Daughter and granddaughter of Cubans, Candela spoke fluent, if at times old-fashioned Spanish. She was into esoteric stuff—astrology, the Law of Attraction, the Ascended Masters, the whole metaphysical enchilada. She said she liked my aura that first day. I just liked hanging out with someone who cursed in public. We became fast friends.
When she opened Pretty and Pampered, I joined her as a “pet stylist.” I didn’t know much about styling pets but enjoyed working with cats and dogs, and even the occasional rabbit—why anybody would want to groom a rabbit is beyond my understanding. The cochinos stink and bite, and I got three stitches after a Holland Lop tried to take off my finger.
The weekend before the ticket surprise, Candela had read the Tarot for me. I got the upright Wheel of Fortune, one of the most auspicious cards for money, according to her, and the Eight of Wands, up too, indicating a trip. I also drew the Star Reversed. “A warning sign, but you got two good cards out of three,” she concluded. “The Star Reversed just means you should be careful, now that so many wonderful things are bound to happen.”
Even if I didn’t believe in Tarot, the Eight of Wands card popped into my head when I opened the envelope with the Nautilus Cruise Line logo.
I thought of Nolan, too. His job situation had him all stressed out. The cruise could be turned into something fun, a second honeymoon of sorts. We hadn’t had much intimacy, sexual or otherwise, for months. I hadn’t called him “papito,” my romantic nickname for him, in a long time. He needed a vacation, poor guy. So did I.
Candela passed me the poodle, who wasn’t happy to be back on the grooming table.
“You’re going to live la vida loca for a few days, Merceditas. It’ll do you good!”
Candela was the only person in Gainesville who called me Merceditas—the affectionate form of Mercedes. Everybody else called me Mercy; Merceditas was too long and difficult to pronounce for most Americans, including my husband. I had tried using Mercedes, but people kept asking why I had been named after a car.

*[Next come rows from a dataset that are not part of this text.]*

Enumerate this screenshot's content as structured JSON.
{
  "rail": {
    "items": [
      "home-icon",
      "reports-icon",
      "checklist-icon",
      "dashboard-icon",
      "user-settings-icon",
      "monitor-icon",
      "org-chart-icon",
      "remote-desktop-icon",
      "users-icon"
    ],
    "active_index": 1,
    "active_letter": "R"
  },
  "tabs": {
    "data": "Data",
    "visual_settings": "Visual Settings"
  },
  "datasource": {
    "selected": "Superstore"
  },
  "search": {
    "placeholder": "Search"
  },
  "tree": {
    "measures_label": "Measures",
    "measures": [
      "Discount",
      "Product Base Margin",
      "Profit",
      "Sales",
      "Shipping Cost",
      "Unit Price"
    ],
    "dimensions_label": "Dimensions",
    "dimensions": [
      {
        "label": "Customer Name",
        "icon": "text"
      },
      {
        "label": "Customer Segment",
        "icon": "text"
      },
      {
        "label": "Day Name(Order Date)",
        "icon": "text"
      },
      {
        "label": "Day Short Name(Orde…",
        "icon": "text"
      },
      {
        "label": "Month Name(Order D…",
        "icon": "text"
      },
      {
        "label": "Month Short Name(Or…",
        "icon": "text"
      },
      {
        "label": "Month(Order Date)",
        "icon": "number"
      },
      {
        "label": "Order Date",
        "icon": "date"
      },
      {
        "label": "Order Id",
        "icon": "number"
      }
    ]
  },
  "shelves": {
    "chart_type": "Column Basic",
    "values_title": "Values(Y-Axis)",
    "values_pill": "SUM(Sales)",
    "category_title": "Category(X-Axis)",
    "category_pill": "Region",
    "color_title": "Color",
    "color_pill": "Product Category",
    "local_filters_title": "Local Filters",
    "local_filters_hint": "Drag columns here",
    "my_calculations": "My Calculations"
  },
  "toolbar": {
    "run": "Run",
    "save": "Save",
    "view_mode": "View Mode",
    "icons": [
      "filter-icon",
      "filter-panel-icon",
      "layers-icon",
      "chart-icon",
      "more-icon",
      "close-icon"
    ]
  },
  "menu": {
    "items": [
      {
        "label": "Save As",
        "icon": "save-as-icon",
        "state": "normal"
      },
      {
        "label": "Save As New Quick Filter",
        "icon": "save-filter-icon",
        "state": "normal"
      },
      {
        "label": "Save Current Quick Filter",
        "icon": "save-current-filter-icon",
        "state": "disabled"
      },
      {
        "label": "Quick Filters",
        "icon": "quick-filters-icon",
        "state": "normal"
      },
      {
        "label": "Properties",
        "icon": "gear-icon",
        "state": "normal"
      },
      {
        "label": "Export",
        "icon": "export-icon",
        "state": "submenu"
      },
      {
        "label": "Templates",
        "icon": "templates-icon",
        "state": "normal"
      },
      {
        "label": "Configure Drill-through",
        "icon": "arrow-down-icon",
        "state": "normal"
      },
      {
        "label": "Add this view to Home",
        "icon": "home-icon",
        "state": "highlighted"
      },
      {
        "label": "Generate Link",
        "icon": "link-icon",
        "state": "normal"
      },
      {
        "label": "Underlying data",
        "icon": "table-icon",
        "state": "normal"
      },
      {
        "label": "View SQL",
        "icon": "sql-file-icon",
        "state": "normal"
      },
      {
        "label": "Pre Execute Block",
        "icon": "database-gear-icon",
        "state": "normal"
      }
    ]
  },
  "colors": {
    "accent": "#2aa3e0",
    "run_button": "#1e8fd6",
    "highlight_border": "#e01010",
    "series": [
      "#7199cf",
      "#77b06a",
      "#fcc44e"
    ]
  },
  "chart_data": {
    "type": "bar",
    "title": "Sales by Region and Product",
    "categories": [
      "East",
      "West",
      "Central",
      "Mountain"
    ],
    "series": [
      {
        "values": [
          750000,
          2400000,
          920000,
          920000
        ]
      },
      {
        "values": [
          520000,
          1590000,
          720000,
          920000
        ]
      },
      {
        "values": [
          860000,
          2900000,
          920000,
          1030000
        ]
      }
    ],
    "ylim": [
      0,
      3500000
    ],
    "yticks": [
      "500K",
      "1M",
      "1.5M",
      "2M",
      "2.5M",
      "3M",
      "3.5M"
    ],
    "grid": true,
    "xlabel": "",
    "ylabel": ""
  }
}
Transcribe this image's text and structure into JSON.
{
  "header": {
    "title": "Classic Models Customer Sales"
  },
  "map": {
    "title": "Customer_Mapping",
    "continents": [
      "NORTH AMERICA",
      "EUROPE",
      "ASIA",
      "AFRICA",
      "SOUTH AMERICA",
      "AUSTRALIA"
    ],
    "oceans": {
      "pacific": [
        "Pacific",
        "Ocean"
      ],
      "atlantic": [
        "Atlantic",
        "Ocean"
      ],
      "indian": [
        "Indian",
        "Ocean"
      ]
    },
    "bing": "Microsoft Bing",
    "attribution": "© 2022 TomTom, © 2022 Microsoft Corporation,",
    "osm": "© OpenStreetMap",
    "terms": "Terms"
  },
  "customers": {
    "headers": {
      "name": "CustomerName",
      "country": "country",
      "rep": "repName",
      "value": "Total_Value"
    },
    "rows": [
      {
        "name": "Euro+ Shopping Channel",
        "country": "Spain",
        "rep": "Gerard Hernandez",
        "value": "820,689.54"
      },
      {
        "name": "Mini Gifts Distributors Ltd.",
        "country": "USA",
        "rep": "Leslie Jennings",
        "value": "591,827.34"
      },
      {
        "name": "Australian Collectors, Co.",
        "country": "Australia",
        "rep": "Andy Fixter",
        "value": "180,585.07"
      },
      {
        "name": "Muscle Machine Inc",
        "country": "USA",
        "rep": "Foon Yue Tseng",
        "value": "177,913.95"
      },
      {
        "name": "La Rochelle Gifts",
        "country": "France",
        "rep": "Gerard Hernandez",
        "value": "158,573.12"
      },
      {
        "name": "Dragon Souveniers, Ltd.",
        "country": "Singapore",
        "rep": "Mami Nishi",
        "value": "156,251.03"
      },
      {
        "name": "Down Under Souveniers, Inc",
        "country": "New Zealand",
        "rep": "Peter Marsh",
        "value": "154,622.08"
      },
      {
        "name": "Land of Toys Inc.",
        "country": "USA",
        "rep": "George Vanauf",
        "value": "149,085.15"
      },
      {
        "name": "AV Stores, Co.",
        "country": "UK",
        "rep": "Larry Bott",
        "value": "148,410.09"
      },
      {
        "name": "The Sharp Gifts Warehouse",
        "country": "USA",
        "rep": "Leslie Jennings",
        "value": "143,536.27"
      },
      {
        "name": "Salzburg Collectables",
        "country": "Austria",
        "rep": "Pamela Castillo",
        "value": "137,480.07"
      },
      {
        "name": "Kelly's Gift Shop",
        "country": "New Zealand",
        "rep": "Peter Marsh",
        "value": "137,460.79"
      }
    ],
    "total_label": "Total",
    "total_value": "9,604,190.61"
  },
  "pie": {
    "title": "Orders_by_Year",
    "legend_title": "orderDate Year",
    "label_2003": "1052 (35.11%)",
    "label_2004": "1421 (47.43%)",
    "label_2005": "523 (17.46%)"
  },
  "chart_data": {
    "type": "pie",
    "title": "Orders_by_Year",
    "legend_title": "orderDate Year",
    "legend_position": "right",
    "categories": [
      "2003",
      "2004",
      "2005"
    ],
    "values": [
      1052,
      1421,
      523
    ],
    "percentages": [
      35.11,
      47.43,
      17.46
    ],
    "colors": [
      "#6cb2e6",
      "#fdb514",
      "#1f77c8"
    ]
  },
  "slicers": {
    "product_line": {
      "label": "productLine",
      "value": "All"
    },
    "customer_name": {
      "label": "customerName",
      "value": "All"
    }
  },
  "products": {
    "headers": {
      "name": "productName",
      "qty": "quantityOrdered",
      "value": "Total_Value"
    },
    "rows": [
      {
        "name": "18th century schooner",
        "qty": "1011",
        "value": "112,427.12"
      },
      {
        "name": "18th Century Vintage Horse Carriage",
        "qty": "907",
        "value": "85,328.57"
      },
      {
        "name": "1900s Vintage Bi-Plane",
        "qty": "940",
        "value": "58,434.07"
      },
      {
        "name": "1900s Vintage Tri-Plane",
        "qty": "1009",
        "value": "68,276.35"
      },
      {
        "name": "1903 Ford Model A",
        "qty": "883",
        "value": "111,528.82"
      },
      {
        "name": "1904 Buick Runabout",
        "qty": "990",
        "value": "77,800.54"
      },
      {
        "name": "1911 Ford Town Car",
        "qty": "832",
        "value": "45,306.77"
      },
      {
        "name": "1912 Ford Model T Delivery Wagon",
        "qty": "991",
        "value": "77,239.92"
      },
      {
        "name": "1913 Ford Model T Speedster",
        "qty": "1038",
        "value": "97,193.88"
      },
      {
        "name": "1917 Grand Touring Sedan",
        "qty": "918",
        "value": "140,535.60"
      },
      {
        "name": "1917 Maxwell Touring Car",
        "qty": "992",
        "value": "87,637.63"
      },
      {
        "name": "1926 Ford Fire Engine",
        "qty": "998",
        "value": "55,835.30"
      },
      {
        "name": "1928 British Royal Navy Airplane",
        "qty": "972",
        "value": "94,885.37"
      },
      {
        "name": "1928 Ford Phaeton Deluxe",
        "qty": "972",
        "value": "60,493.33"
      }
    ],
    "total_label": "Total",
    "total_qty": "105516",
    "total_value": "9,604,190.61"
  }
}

Teresa Dovalpage was born in Havana, Cuba. She has a PhD in Hispanic Literature from the University of New Mexico and is currently a Spanish professor at New Mexico Junior College. She is the author of twelve novels and three collections of short stories. Her Havana Mystery series, published by Soho Crime, debuted with the culinary mystery Death Comes in through the Kitchen (2018). The second, Queen of Bones (2019) was chosen by NBC News as one of the top “10 books from 2019 by and about Latinos.” The third is Death of a Telenovela Star (2020), set on a Caribbean cruise. Upcoming is Death under the Perseids (December 2021).